%%

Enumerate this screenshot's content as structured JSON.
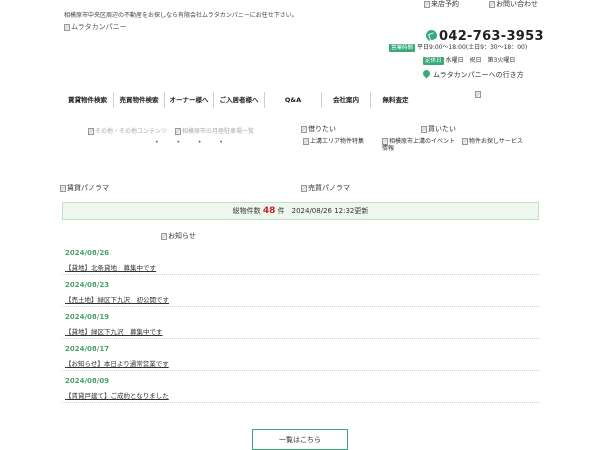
{
  "header": {
    "tagline": "相模原市中央区周辺の不動産をお探しなら有限会社ムラタカンパニーにお任せ下さい。",
    "logo_alt": "ムラタカンパニー",
    "visit_link": "来店予約",
    "contact_link": "お問い合わせ",
    "phone": "042-763-3953",
    "hours_label": "営業時間",
    "hours_text": "平日9:00～18:00(土日9：30～18：00)",
    "closed_label": "定休日",
    "closed_text": "水曜日　祝日　第3火曜日",
    "directions_link": "ムラタカンパニーへの行き方"
  },
  "nav": {
    "items": [
      "賃貸物件検索",
      "売買物件検索",
      "オーナー様へ",
      "ご入居者様へ",
      "Q&A",
      "会社案内",
      "無料査定"
    ]
  },
  "slider": {
    "caption_left": "その他・その他コンテンツ",
    "caption_right": "相模原市の月極駐車場一覧",
    "dots": "• • • •"
  },
  "links": {
    "rent_want": "借りたい",
    "buy_want": "買いたい",
    "kamimizo_area": "上溝エリア物件特集",
    "kamimizo_events": "相模原市上溝のイベント情報",
    "property_search_service": "物件お探しサービス"
  },
  "panorama": {
    "rent": "賃貸パノラマ",
    "sale": "売買パノラマ"
  },
  "stats": {
    "prefix": "総物件数",
    "count": "48",
    "suffix": "件　2024/08/26 12:32更新"
  },
  "news": {
    "heading_alt": "お知らせ",
    "items": [
      {
        "date": "2024/08/26",
        "title": "【貸地】北条貸地　募集中です"
      },
      {
        "date": "2024/08/23",
        "title": "【売土地】緑区下九沢　初公開です"
      },
      {
        "date": "2024/08/19",
        "title": "【貸地】緑区下九沢　募集中です"
      },
      {
        "date": "2024/08/17",
        "title": "【お知らせ】本日より通常営業です"
      },
      {
        "date": "2024/08/09",
        "title": "【賃貸戸建て】ご成約となりました"
      }
    ],
    "more_button": "一覧はこちら"
  },
  "colors": {
    "accent": "#3aa97a",
    "count_red": "#d2202a",
    "stats_bg": "#eef7ee"
  }
}
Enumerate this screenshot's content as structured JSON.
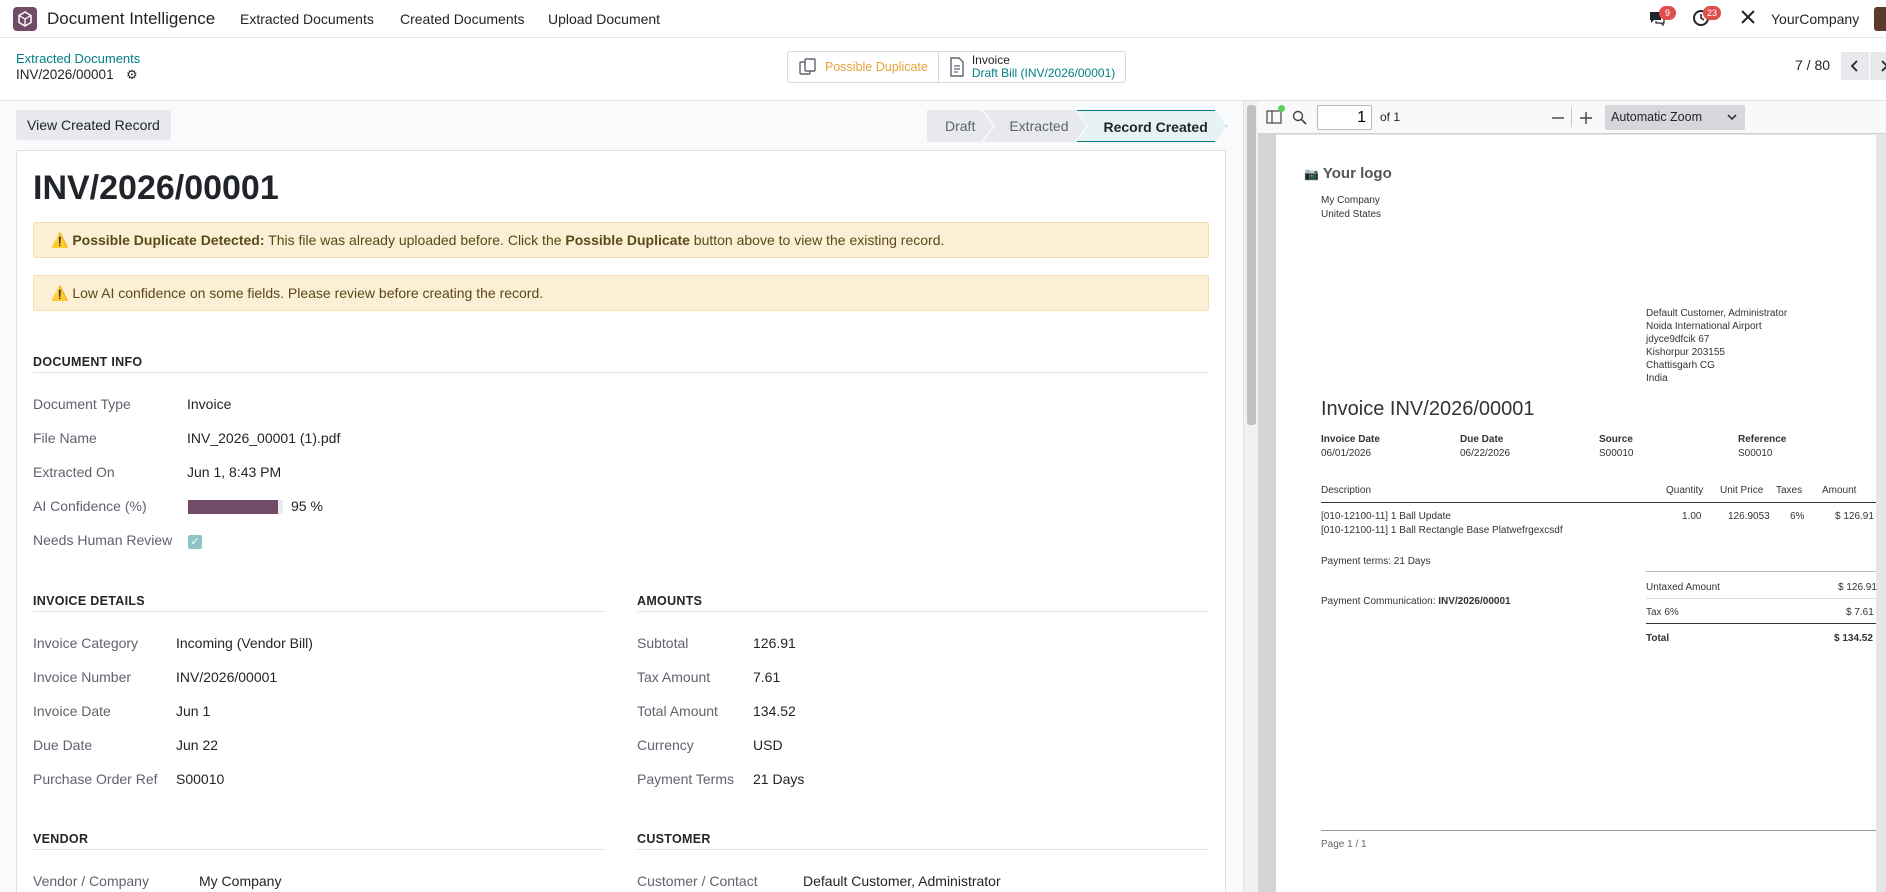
{
  "navbar": {
    "app_name": "Document Intelligence",
    "menu": [
      "Extracted Documents",
      "Created Documents",
      "Upload Document"
    ],
    "chat_badge": "9",
    "activity_badge": "23",
    "company": "YourCompany"
  },
  "control_panel": {
    "breadcrumb": "Extracted Documents",
    "record_name": "INV/2026/00001",
    "smart_dup": "Possible Duplicate",
    "smart_invoice_title": "Invoice",
    "smart_invoice_sub": "Draft Bill (INV/2026/00001)",
    "pager": "7 / 80"
  },
  "form": {
    "view_button": "View Created Record",
    "stages": [
      "Draft",
      "Extracted",
      "Record Created"
    ],
    "active_stage": "Record Created",
    "title": "INV/2026/00001",
    "alert1": {
      "prefix": "⚠️ ",
      "bold1": "Possible Duplicate Detected:",
      "mid": " This file was already uploaded before. Click the ",
      "bold2": "Possible Duplicate",
      "end": " button above to view the existing record."
    },
    "alert2": "⚠️ Low AI confidence on some fields. Please review before creating the record.",
    "document_info": {
      "title": "DOCUMENT INFO",
      "document_type_label": "Document Type",
      "document_type": "Invoice",
      "file_name_label": "File Name",
      "file_name": "INV_2026_00001 (1).pdf",
      "extracted_on_label": "Extracted On",
      "extracted_on": "Jun 1, 8:43 PM",
      "confidence_label": "AI Confidence (%)",
      "confidence": "95 %",
      "confidence_value": 95,
      "review_label": "Needs Human Review"
    },
    "invoice_details": {
      "title": "INVOICE DETAILS",
      "category_label": "Invoice Category",
      "category": "Incoming (Vendor Bill)",
      "number_label": "Invoice Number",
      "number": "INV/2026/00001",
      "date_label": "Invoice Date",
      "date": "Jun 1",
      "due_label": "Due Date",
      "due": "Jun 22",
      "po_label": "Purchase Order Ref",
      "po": "S00010"
    },
    "amounts": {
      "title": "AMOUNTS",
      "subtotal_label": "Subtotal",
      "subtotal": "126.91",
      "tax_label": "Tax Amount",
      "tax": "7.61",
      "total_label": "Total Amount",
      "total": "134.52",
      "currency_label": "Currency",
      "currency": "USD",
      "terms_label": "Payment Terms",
      "terms": "21 Days"
    },
    "vendor": {
      "title": "VENDOR",
      "company_label": "Vendor / Company",
      "company": "My Company"
    },
    "customer": {
      "title": "CUSTOMER",
      "contact_label": "Customer / Contact",
      "contact": "Default Customer, Administrator"
    }
  },
  "pdf": {
    "page_input": "1",
    "of": "of 1",
    "zoom": "Automatic Zoom",
    "logo": "Your logo",
    "company_lines": [
      "My Company",
      "United States"
    ],
    "customer_lines": [
      "Default Customer, Administrator",
      "Noida International Airport",
      "jdyce9dfcik 67",
      "Kishorpur 203155",
      "Chattisgarh CG",
      "India"
    ],
    "heading": "Invoice INV/2026/00001",
    "info_labels": [
      "Invoice Date",
      "Due Date",
      "Source",
      "Reference"
    ],
    "info_values": [
      "06/01/2026",
      "06/22/2026",
      "S00010",
      "S00010"
    ],
    "cols": [
      "Description",
      "Quantity",
      "Unit Price",
      "Taxes",
      "Amount"
    ],
    "line_desc1": "[010-12100-11] 1 Ball Update",
    "line_desc2": "[010-12100-11] 1 Ball Rectangle Base Platwefrgexcsdf",
    "line_qty": "1.00",
    "line_price": "126.9053",
    "line_tax": "6%",
    "line_amount": "$ 126.91",
    "payment_terms": "Payment terms: 21 Days",
    "payment_comm_label": "Payment Communication: ",
    "payment_comm": "INV/2026/00001",
    "untaxed_label": "Untaxed Amount",
    "untaxed": "$ 126.91",
    "tax_label": "Tax 6%",
    "tax": "$ 7.61",
    "total_label": "Total",
    "total": "$ 134.52",
    "footer": "Page 1 / 1"
  }
}
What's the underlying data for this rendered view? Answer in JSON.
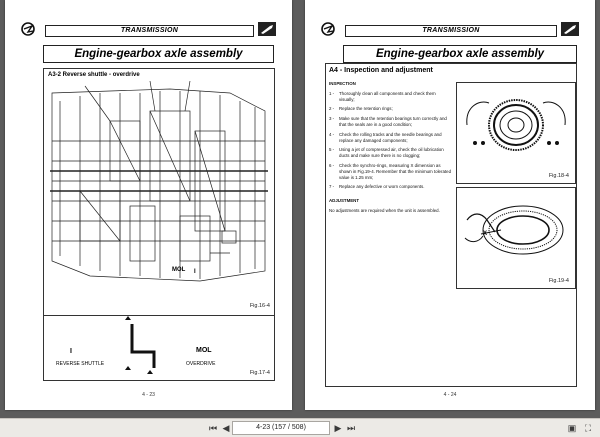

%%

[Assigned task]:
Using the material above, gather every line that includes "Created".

[Written reply]:
      "Created Documents",
    "view_button": "View Created Record",
      "Record Created"
    "active_stage": "Record Created",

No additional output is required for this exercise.